What you say is BS. In my forty years of representing companies with the SEC I know that they would never clear the documents if they had any thoughts that the accounting was wrong and would have to be changed. Just talking out of your hind end.
Well you must have gone to a different chart school than I did! I'll be darned if I can find a right shoulder at all. Maybe a head and a left shoulder, but anyone knows that it is only after the right shoulder forms that you have a head and shoulders chart formation. Perhaps it is a crippled man formation or some such.
Also, it is not that stocks like PXD never go up and down either. PXD went from 192.05 to 224.95 and back down to 107.54 during that same Oct 6 to present time period. You could have made money both ways on that stock too. It just does not channel as regularly as RRC. But, I am not trying to sell anything; do as you like. I just suggested that you might be able to make some money buying and selling RRC at the appropriate times.
Yes, I mean exactly that stock that wen down 7 to 10 points last week. The beauty of a channeling stock is that you can make money both ways. If you had bought at 73.55 on Oct 6th and sold at 81.11 on Oct 16th, you would have made $7.56 per share less commissions. If you had shorted at 83.11 on Oct. 16th and covered your short today at 73.64, you would have made another$9.47 per share. If you buy today, the odds are that it will be higher a week or ten days from now and you can again sell. If it keeps on channeling, then it will probably drop 7 to 10 points thereafter and you can repeat the process.

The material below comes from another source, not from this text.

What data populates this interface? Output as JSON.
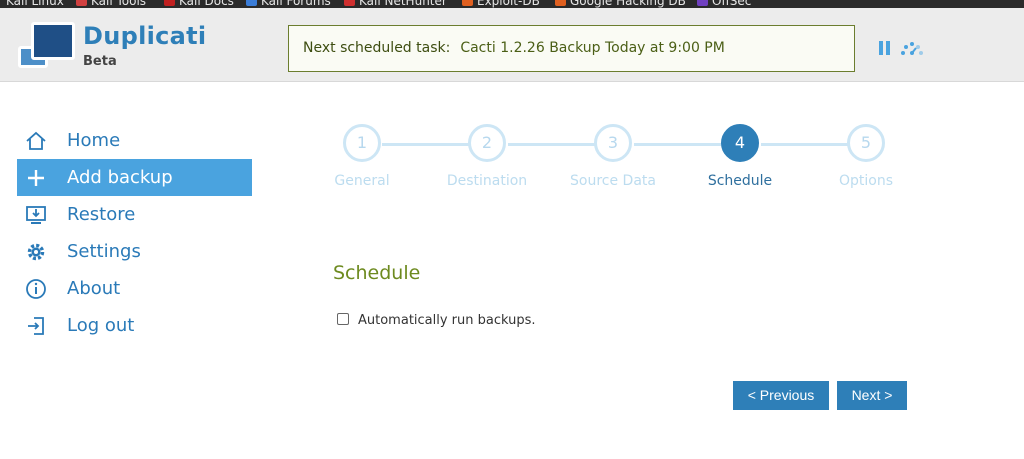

If you look at the charts, RRC has been channeling between about 75 on the low side and 85 on the top side. Just bounced off the lower Keltner channel. Both W% R and StochRSI show it id time to buy. MACD has not yet given signal. Should be good fro a short term 7 to 10 point play. JMHO.